Bunning, who is retiring at the end of this year, said he doesn't oppose extending the jobless benefits program; he just doesn't want to add to the deficit. Democrats argue that, because the legislation is an emergency measure, the bill should not be subject to new rules requiring that legislation not expand the deficit.
Boehner initially dodged a question on Bunning, telling reporters that he has an understanding with his counterpart in the upper chamber, the Senate Minority Leader Mitch McConnell, R-Kentucky.
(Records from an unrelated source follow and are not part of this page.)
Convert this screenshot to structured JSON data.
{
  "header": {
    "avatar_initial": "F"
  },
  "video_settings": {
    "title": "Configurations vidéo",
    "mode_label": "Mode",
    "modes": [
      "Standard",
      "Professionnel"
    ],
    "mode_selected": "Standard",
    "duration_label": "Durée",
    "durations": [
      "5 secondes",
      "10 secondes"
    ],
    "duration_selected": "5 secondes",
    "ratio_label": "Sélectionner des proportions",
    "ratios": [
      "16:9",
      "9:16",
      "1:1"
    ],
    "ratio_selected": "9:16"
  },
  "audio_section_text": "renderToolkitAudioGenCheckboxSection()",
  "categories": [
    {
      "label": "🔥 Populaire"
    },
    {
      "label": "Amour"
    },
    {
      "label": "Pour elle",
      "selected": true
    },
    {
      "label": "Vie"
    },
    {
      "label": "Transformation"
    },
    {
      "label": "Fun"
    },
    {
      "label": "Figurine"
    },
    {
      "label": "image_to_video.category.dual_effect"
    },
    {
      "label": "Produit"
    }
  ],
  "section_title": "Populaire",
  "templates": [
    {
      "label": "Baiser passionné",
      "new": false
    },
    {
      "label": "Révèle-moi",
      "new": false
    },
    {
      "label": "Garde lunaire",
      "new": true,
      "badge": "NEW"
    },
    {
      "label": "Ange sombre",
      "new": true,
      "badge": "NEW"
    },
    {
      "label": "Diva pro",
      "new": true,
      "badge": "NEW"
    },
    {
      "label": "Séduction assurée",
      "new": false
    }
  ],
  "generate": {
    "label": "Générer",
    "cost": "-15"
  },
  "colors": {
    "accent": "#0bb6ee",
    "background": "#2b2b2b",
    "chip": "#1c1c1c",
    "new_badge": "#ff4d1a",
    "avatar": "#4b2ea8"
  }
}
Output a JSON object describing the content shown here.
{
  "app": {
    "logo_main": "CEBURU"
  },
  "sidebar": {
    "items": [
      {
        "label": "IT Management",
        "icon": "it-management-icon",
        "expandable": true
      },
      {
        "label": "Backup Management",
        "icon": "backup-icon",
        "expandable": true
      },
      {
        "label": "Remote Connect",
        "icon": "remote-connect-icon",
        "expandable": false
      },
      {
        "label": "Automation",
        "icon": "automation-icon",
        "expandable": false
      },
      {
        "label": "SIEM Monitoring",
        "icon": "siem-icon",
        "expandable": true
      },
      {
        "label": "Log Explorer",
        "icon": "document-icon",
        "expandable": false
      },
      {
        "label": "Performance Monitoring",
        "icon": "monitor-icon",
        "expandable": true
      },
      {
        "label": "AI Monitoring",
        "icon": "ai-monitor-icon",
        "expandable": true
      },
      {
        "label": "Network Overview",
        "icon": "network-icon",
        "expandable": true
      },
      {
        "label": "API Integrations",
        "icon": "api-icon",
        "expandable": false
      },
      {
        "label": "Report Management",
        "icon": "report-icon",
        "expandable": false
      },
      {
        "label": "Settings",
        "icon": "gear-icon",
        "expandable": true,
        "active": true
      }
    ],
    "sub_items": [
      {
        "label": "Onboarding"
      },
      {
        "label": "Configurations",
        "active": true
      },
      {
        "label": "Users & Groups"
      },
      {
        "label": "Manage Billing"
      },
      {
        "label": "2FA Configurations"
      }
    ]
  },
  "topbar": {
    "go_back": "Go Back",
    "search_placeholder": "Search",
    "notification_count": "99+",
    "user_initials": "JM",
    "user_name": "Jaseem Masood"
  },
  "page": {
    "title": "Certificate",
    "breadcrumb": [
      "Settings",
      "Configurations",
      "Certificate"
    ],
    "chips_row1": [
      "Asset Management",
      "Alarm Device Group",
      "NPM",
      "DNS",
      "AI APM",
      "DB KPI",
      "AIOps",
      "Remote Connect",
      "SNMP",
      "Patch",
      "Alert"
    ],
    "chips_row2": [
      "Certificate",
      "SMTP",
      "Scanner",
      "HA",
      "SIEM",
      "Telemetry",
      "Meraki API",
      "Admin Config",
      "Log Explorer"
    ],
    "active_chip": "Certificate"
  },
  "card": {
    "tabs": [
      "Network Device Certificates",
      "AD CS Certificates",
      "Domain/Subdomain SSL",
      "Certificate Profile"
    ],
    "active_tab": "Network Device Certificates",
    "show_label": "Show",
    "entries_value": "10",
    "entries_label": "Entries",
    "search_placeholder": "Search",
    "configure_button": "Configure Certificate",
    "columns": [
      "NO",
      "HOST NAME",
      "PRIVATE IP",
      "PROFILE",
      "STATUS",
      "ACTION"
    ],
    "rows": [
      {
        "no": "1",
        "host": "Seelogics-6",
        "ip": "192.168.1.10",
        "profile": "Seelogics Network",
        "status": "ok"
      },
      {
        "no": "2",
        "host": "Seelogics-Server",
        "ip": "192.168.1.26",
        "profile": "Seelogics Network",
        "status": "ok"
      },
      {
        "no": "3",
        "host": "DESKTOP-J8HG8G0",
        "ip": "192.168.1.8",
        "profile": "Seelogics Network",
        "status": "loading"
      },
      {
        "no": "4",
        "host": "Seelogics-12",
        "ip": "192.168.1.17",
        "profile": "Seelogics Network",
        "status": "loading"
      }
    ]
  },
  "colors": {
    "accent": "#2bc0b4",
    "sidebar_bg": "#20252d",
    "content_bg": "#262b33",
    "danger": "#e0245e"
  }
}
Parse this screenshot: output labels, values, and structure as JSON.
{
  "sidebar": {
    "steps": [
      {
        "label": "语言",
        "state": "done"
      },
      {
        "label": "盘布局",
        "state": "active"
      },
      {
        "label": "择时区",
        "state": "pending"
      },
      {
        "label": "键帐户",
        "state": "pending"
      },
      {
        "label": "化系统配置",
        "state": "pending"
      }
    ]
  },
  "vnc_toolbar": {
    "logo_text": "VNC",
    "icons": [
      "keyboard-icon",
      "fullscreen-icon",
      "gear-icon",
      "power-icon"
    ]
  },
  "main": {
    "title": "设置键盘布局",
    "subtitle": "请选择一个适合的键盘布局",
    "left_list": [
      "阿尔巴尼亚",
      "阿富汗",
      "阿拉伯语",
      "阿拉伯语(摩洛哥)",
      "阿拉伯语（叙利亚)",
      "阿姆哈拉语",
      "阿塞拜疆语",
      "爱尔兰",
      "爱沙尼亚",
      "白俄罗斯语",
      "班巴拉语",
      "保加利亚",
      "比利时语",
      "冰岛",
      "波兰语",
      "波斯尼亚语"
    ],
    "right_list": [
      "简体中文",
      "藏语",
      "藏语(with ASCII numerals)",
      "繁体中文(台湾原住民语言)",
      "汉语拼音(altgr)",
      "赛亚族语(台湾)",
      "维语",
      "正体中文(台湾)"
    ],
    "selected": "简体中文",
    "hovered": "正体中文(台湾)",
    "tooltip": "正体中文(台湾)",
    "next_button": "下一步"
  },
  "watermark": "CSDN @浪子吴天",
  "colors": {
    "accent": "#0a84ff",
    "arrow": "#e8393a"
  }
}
(CNN) - Sen. Jim Bunning set off a firestorm in Washington - and across the country - by single-handedly blocking a short-term extension of jobless benefits, demanding that it be paid for instead of adding to the deficit.
The $10 billion package also includes road projects and COBRA health insurance subsidies.
Without it, millions of out-of-work Americans can't continue to apply for federal unemployment benefits, and Transportation Secretary Ray LaHood said up to 2,000 employees at his agency would be sent home without pay.
Bunning, R-Kentucky, says he's not opposed to extending the benefits - he just wants to make sure they're paid for without adding to the deficit.
"If we can't find $10 billion to pay for something that we all support, we will never pay for anything on the floor of the U.S. Senate," he said. In response, Senate Majority leader Harry Reid, D-Nevada, asked, "Where
was my friend from Kentucky when we had two wars that were unpaid for during the Bush administration?"
And that got the CNN Fact Check desk wondering: Has Bunning always been so deficit-conscious, or is his hardball stance something new?
Fact Check: Has Bunning voted for other unemployment benefit extensions or programs that increased the deficit?
(Get the facts and the bottom line after the jump)
(CNN) - Kentucky Sen. Jim Bunning is still not answering questions about his decision to block a bill that would extend unemployment benefits to millions of jobless Americans.
CNN's Dana Bash and a CNN camera crew again tried to get Bunning to comment more extensively on the controversy but the senator emphatically declined.